Lately, the Boeing 777X (BA) has made headlines for the wrong reasons. This week, Aerotime reported that the European Aviation Safety Agency approved Airbus to add more seats to its A350-1000 variant. Notably, 40 additional seats could mean a lot for a plane and carrier. Usually, airlines run on a thin margin. As a result, having 40 extra seats makes a big difference. Airbus A350-1000 getting approval to add more seats is a significant development in my opinion. With the added seats, the A350-1000 will have more firepower to compete against the Boeing 777X, which has faced multiple delays.
Is the Boeing 777X in trouble?
The Boeing 777X was supposed to fly in the first half of 2019. However, the plane faced delays due to GE’s (GE) GE9X engines. In October, Boeing said that 777X deliveries were delayed until 2021. The Boeing 777X’s first customer, Emirates, shifted part of its order for the 777X to 787 Dreamliners. Emirates decided to order 30 787-9 Dreamliners as part of its revamp. The order is valued at about $9 billion. Emirates wants to replace its fleet of older Airbus A380s.
Last week, The Seattle Times reported new details about the Boeing 777X stress test in the third quarter. Earlier, the newspaper reported that the test plane’s door blew out during a load test. According to the report, the 777X’s fuselage tore off during that test at a 99% stress level. The results could delay the 777X’s long-awaited sky debut, although the company denied the claims.
Airbus gains on the 737 MAX 8 crisis
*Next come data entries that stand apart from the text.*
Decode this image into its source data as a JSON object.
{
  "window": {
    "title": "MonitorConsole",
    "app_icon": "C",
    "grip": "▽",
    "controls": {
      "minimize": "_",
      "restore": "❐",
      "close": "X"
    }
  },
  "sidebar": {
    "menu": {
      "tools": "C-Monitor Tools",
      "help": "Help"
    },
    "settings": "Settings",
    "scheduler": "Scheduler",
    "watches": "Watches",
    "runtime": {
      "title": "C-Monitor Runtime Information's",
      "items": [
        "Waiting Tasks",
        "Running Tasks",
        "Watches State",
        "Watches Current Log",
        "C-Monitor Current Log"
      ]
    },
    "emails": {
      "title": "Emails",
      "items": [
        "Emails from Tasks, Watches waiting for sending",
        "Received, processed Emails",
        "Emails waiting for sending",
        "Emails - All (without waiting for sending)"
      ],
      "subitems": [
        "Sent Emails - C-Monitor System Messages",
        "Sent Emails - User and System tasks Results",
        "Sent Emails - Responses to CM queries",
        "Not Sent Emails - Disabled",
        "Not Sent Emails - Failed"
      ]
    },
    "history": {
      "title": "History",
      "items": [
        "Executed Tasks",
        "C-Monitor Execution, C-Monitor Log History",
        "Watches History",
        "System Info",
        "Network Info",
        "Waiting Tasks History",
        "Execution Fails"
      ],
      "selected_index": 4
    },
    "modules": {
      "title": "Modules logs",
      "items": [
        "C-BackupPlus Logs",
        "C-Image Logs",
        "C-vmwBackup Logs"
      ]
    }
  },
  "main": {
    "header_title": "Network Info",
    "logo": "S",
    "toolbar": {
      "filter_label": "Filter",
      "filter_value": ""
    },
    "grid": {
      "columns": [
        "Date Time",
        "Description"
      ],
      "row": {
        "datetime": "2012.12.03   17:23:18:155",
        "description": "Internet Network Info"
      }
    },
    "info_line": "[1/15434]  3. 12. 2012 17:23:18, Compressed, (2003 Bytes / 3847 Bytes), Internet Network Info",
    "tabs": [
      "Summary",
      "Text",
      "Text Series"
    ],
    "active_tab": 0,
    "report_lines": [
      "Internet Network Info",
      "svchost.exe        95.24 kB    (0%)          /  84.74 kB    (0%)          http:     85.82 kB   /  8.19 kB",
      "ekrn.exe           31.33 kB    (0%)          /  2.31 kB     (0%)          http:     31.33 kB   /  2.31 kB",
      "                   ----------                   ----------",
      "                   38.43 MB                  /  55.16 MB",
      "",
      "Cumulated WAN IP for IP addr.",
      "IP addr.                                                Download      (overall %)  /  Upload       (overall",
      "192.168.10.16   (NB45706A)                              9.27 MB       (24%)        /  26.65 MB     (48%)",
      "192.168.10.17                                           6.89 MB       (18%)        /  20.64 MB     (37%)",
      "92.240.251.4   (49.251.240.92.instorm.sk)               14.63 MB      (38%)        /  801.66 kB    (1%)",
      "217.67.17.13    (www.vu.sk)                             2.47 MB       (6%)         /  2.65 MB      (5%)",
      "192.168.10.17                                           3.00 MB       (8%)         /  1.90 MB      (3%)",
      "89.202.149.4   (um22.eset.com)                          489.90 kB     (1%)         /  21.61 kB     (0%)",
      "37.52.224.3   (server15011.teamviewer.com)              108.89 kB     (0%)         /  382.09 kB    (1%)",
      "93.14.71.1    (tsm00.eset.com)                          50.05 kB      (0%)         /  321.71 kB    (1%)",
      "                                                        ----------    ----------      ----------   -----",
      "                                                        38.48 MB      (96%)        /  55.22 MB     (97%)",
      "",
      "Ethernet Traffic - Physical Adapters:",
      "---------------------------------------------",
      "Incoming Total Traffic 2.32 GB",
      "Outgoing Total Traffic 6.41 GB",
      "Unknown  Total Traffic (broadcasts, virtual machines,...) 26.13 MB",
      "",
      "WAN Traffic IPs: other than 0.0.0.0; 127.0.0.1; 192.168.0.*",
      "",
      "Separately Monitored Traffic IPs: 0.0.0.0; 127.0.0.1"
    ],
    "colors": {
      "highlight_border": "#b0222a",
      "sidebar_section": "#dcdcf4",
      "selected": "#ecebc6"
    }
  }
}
Boeing’s 737 MAX 8 is still grounded. Most airlines don’t expect the 737 MAX to be back before March. The delay helped Airbus, which has delivered more than twice as many planes as Boeing this year. United Airlines ordered 50 units of the Airbus A321XLR to replace its aging fleet of 757s. Boeing curbed the decision about whether to build its new midmarket airplane, dubbed the “Boeing 797,” until the 737 MAX crisis is resolved. With the delayed 737 MAX resolution, more airlines might go with the Airbus A321XLR.
In July, United Airlines CFO Gerry Laderman said, “As we always do, we have conversations with both manufacturers about their products, and Boeing is aware – and this is not just us – that the industry is wanting to know the timing on the NMA.” With Boeing’s 737 MAX, 777X, and 797 projects in trouble, Airbus might be winning the war against Boeing on more than one battlefield.